= Work instruction =
Line by line, output the entries below exactly as they appear.

= Data excerpts =
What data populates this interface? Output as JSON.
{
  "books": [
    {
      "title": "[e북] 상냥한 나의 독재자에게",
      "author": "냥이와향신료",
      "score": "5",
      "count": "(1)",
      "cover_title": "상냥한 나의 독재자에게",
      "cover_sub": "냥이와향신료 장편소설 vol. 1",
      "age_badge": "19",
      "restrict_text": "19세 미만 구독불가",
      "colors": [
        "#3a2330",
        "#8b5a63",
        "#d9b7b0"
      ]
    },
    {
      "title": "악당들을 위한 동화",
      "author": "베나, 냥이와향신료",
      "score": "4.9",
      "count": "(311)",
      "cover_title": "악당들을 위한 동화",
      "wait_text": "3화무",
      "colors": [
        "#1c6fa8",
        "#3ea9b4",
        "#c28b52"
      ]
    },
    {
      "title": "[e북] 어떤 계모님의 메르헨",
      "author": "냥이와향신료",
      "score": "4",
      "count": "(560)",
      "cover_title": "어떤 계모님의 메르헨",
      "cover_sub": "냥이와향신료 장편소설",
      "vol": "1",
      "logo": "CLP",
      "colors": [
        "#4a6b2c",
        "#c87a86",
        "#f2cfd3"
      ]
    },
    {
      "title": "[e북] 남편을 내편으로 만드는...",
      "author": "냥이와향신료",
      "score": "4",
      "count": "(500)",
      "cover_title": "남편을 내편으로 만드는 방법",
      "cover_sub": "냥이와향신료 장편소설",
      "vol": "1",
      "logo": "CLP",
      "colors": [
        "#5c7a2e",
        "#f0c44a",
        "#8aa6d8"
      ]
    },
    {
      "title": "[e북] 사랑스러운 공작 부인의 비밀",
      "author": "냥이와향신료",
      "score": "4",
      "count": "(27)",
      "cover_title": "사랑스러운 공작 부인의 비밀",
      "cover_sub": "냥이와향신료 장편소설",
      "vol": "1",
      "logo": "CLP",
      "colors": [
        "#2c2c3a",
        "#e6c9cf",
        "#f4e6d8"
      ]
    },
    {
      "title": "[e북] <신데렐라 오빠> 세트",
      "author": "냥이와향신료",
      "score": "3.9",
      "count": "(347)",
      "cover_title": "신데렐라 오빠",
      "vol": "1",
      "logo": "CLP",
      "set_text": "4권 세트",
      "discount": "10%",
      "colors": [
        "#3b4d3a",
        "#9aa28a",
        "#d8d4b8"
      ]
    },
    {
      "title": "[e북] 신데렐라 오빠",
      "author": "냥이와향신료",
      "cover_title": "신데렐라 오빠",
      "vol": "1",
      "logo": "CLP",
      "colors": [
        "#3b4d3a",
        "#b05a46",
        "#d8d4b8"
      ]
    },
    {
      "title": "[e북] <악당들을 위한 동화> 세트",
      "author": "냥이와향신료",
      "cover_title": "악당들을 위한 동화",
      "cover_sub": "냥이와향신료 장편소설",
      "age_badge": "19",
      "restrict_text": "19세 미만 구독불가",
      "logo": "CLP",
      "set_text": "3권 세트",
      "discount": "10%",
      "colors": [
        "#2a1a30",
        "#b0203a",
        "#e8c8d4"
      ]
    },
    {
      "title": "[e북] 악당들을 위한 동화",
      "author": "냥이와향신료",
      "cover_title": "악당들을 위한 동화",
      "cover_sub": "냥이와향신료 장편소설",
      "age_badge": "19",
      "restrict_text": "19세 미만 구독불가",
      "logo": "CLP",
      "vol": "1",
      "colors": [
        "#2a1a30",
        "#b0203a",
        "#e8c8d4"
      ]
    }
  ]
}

= Completed exercise =
What data populates this interface? Output as JSON.
{
  "books": [
    {
      "title": "[e북] 상냥한 나의 독재자에게",
      "author": "냥이와향신료",
      "score": "5",
      "count": "(1)",
      "cover_title": "상냥한 나의 독재자에게",
      "cover_sub": "냥이와향신료 장편소설 vol. 1",
      "age_badge": "19",
      "restrict_text": "19세 미만 구독불가",
      "colors": [
        "#3a2330",
        "#8b5a63",
        "#d9b7b0"
      ]
    },
    {
      "title": "악당들을 위한 동화",
      "author": "베나, 냥이와향신료",
      "score": "4.9",
      "count": "(311)",
      "cover_title": "악당들을 위한 동화",
      "wait_text": "3화무",
      "colors": [
        "#1c6fa8",
        "#3ea9b4",
        "#c28b52"
      ]
    },
    {
      "title": "[e북] 어떤 계모님의 메르헨",
      "author": "냥이와향신료",
      "score": "4",
      "count": "(560)",
      "cover_title": "어떤 계모님의 메르헨",
      "cover_sub": "냥이와향신료 장편소설",
      "vol": "1",
      "logo": "CLP",
      "colors": [
        "#4a6b2c",
        "#c87a86",
        "#f2cfd3"
      ]
    },
    {
      "title": "[e북] 남편을 내편으로 만드는...",
      "author": "냥이와향신료",
      "score": "4",
      "count": "(500)",
      "cover_title": "남편을 내편으로 만드는 방법",
      "cover_sub": "냥이와향신료 장편소설",
      "vol": "1",
      "logo": "CLP",
      "colors": [
        "#5c7a2e",
        "#f0c44a",
        "#8aa6d8"
      ]
    },
    {
      "title": "[e북] 사랑스러운 공작 부인의 비밀",
      "author": "냥이와향신료",
      "score": "4",
      "count": "(27)",
      "cover_title": "사랑스러운 공작 부인의 비밀",
      "cover_sub": "냥이와향신료 장편소설",
      "vol": "1",
      "logo": "CLP",
      "colors": [
        "#2c2c3a",
        "#e6c9cf",
        "#f4e6d8"
      ]
    },
    {
      "title": "[e북] <신데렐라 오빠> 세트",
      "author": "냥이와향신료",
      "score": "3.9",
      "count": "(347)",
      "cover_title": "신데렐라 오빠",
      "vol": "1",
      "logo": "CLP",
      "set_text": "4권 세트",
      "discount": "10%",
      "colors": [
        "#3b4d3a",
        "#9aa28a",
        "#d8d4b8"
      ]
    },
    {
      "title": "[e북] 신데렐라 오빠",
      "author": "냥이와향신료",
      "cover_title": "신데렐라 오빠",
      "vol": "1",
      "logo": "CLP",
      "colors": [
        "#3b4d3a",
        "#b05a46",
        "#d8d4b8"
      ]
    },
    {
      "title": "[e북] <악당들을 위한 동화> 세트",
      "author": "냥이와향신료",
      "cover_title": "악당들을 위한 동화",
      "cover_sub": "냥이와향신료 장편소설",
      "age_badge": "19",
      "restrict_text": "19세 미만 구독불가",
      "logo": "CLP",
      "set_text": "3권 세트",
      "discount": "10%",
      "colors": [
        "#2a1a30",
        "#b0203a",
        "#e8c8d4"
      ]
    },
    {
      "title": "[e북] 악당들을 위한 동화",
      "author": "냥이와향신료",
      "cover_title": "악당들을 위한 동화",
      "cover_sub": "냥이와향신료 장편소설",
      "age_badge": "19",
      "restrict_text": "19세 미만 구독불가",
      "logo": "CLP",
      "vol": "1",
      "colors": [
        "#2a1a30",
        "#b0203a",
        "#e8c8d4"
      ]
    }
  ]
}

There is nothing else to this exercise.